TASK OBJECTIVE –
Return each line of the records holding the string "ylabel".
################
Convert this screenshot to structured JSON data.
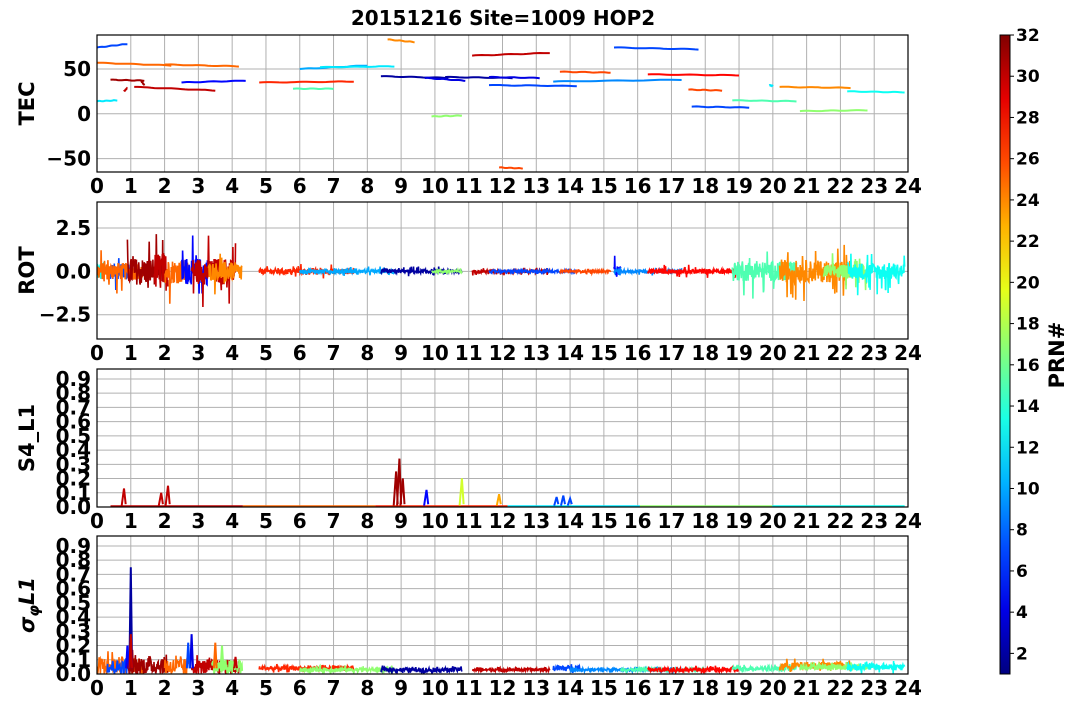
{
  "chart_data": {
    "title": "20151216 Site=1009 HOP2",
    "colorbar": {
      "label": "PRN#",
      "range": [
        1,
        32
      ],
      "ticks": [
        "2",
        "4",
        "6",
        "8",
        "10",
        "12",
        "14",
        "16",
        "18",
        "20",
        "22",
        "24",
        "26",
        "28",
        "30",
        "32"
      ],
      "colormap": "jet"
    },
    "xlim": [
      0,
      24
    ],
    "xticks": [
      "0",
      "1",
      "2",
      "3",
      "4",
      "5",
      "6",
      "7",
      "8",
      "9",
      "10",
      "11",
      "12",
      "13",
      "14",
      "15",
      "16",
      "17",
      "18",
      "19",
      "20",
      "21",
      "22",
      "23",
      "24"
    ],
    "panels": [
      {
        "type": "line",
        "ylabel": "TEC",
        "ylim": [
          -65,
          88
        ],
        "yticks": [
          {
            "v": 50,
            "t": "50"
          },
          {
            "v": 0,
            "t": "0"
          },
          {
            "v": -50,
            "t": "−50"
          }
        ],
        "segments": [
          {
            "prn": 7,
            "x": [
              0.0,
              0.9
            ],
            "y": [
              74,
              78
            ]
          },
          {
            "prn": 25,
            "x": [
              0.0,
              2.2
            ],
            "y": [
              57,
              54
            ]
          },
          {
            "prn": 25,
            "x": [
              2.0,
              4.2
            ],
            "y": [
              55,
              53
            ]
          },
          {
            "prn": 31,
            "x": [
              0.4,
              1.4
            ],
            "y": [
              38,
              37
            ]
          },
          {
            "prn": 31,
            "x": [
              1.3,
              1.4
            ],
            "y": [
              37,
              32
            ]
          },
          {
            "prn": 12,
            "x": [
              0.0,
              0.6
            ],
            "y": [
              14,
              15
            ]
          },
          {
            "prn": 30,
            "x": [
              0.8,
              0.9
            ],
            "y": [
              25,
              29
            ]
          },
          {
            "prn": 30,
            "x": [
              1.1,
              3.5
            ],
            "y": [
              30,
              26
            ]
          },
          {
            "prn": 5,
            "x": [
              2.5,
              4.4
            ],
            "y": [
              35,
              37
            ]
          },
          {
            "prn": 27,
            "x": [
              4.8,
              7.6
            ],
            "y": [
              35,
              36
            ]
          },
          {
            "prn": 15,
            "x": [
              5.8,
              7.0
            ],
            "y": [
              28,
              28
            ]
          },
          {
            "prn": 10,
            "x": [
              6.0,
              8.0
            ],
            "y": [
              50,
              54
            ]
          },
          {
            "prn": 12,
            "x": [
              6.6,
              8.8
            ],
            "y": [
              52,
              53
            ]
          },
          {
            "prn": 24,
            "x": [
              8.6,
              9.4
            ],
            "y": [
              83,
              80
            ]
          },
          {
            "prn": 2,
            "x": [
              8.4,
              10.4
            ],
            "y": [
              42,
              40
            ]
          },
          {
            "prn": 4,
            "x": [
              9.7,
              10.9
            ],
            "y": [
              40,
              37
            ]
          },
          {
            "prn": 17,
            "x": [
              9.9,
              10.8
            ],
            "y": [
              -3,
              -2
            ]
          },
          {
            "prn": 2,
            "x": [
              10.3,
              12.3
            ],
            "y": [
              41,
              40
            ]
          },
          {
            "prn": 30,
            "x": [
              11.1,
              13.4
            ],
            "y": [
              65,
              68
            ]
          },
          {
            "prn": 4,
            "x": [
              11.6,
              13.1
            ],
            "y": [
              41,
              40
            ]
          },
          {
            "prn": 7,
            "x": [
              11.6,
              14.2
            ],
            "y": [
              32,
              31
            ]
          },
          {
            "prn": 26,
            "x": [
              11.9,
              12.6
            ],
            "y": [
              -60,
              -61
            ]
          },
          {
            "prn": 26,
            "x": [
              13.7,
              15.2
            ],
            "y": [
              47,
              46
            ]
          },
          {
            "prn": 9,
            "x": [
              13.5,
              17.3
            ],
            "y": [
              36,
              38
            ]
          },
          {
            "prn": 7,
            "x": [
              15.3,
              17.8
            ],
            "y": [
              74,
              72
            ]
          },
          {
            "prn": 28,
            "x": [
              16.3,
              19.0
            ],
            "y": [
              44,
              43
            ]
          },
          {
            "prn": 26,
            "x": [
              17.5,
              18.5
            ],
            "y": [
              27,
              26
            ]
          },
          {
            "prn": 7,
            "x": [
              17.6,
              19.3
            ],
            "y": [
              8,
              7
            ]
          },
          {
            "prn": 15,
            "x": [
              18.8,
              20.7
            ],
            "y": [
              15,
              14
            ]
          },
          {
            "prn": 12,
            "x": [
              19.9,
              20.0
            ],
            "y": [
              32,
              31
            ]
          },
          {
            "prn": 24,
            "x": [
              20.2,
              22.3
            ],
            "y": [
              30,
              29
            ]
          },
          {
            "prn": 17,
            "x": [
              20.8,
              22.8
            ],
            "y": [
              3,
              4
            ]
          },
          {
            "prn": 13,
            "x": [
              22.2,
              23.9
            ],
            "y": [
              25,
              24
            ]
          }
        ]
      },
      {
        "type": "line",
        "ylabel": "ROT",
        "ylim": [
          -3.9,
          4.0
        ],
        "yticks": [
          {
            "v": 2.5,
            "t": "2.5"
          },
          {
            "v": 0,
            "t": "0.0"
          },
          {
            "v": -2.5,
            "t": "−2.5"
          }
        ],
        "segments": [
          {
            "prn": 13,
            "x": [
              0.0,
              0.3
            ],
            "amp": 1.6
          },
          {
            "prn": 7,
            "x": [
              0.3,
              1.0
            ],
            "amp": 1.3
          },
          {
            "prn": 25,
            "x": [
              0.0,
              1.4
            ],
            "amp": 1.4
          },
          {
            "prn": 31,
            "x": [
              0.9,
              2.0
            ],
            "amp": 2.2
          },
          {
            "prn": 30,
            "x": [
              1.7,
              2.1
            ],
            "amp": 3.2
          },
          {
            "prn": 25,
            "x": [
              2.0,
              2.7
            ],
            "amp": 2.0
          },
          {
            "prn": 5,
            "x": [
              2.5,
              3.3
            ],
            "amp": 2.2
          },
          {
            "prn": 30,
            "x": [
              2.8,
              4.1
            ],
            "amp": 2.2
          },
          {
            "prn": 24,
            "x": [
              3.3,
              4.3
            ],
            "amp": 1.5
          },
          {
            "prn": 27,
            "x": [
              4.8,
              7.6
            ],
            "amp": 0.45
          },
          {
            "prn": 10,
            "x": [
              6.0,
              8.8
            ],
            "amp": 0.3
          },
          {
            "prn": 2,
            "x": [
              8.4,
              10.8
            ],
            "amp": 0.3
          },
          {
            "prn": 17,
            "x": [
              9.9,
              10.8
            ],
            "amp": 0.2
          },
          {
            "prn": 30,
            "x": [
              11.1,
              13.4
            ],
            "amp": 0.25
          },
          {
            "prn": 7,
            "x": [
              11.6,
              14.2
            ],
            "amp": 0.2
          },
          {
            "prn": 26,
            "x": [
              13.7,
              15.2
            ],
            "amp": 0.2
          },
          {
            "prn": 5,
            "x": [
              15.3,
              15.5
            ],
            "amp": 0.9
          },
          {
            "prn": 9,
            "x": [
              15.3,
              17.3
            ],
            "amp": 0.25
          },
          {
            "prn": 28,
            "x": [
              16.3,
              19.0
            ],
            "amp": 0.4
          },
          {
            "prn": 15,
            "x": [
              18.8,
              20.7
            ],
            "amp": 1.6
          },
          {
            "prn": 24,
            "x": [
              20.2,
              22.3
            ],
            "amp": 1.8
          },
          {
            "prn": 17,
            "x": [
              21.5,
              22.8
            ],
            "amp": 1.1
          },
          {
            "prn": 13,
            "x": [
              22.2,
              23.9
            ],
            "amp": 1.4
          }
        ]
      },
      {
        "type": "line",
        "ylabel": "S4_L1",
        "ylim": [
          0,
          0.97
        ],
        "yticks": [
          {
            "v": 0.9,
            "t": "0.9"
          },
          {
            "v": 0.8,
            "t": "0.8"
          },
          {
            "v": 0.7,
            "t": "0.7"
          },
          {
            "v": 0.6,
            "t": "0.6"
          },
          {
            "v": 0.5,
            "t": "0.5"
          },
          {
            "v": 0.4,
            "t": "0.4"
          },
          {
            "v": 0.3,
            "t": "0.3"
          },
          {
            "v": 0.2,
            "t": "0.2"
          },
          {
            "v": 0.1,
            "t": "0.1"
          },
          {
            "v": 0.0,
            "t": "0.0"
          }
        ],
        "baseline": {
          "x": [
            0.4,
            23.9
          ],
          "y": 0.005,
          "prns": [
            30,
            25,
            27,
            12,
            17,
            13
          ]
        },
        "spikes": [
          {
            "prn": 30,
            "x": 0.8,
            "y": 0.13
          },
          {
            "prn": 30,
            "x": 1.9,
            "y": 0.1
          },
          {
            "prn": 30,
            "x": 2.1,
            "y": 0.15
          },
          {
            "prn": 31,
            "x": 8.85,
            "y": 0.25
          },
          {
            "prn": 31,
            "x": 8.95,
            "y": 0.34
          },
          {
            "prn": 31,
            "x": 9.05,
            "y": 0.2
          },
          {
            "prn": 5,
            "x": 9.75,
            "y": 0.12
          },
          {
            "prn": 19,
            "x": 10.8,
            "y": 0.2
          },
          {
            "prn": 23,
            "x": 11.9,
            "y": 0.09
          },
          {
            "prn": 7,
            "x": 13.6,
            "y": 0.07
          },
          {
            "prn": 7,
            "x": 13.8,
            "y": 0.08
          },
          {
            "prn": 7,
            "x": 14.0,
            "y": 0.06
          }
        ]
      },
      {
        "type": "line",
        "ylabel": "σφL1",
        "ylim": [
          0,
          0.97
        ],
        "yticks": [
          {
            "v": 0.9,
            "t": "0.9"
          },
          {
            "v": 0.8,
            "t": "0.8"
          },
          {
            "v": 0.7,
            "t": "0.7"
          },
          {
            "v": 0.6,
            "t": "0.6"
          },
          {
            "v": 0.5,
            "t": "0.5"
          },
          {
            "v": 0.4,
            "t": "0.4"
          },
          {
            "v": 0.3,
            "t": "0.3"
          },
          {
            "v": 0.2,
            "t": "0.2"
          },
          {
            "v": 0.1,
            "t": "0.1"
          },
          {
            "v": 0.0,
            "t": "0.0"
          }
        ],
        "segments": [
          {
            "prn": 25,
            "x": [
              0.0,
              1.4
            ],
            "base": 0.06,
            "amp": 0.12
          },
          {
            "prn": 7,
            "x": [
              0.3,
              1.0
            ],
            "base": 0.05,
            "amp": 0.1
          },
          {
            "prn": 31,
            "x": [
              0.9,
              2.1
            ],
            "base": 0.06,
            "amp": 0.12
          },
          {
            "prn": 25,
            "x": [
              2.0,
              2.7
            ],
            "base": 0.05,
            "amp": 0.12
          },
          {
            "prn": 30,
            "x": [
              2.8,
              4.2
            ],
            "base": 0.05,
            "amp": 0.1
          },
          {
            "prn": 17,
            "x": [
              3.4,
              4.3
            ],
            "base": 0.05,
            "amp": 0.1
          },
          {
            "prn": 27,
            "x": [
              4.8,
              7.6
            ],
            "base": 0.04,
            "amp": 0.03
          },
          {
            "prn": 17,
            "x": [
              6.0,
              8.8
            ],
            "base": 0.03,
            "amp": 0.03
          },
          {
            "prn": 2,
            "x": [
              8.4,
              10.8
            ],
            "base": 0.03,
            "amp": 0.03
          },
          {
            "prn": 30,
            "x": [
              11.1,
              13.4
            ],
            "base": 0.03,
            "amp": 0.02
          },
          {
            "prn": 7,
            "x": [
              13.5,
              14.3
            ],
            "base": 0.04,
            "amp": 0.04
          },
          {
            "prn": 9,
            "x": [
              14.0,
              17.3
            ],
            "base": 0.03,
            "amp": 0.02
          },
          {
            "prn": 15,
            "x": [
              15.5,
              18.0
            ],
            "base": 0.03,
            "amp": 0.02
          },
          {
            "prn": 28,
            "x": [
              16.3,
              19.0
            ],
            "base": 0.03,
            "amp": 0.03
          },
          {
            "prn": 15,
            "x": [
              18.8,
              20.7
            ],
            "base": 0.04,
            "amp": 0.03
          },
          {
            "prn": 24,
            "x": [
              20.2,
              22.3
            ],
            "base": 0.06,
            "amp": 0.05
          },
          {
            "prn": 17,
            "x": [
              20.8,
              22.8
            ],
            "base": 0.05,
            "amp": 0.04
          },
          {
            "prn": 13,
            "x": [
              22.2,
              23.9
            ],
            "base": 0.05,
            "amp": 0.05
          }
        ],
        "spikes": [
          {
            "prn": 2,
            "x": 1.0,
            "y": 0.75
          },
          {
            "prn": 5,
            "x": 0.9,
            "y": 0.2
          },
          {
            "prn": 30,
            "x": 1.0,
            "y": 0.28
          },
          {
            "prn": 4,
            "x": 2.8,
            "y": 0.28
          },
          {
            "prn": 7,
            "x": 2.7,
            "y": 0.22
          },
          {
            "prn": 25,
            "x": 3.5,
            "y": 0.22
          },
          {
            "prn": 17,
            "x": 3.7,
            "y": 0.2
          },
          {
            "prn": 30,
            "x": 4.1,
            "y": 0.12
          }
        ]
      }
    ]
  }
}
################
COMPLETED TASK –
        "ylabel": "TEC",
        "ylabel": "ROT",
        "ylabel": "S4_L1",
        "ylabel": "σφL1",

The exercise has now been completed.